START Exercise material

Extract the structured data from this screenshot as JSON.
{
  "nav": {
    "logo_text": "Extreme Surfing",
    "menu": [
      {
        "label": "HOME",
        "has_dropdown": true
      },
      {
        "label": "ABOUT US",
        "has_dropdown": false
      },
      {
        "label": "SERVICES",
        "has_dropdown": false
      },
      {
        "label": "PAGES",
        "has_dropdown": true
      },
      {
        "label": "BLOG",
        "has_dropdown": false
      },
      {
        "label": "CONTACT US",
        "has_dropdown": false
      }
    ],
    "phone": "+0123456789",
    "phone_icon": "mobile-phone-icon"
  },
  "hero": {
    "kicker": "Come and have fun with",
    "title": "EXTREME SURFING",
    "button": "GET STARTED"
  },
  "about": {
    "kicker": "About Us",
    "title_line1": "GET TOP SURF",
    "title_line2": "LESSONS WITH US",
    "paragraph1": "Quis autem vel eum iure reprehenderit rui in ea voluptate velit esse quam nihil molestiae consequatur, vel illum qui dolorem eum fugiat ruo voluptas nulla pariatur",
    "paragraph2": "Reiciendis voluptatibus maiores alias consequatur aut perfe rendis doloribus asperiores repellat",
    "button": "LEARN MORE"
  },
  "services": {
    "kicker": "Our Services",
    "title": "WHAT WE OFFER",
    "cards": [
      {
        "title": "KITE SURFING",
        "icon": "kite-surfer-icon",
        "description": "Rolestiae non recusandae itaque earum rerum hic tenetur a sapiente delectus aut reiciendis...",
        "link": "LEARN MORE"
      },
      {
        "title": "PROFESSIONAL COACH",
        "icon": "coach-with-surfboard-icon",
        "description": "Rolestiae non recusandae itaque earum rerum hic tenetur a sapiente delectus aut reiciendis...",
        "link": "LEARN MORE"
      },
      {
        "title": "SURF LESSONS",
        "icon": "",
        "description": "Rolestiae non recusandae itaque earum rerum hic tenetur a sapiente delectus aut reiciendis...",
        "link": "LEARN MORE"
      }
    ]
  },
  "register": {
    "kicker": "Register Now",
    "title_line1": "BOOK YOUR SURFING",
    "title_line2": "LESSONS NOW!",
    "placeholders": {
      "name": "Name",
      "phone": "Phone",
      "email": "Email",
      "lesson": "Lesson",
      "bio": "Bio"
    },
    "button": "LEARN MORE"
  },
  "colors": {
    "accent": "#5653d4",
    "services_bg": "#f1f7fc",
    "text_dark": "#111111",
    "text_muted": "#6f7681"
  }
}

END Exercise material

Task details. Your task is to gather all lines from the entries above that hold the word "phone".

Answer box.
    "phone": "+0123456789",
    "phone_icon": "mobile-phone-icon"
      "phone": "Phone",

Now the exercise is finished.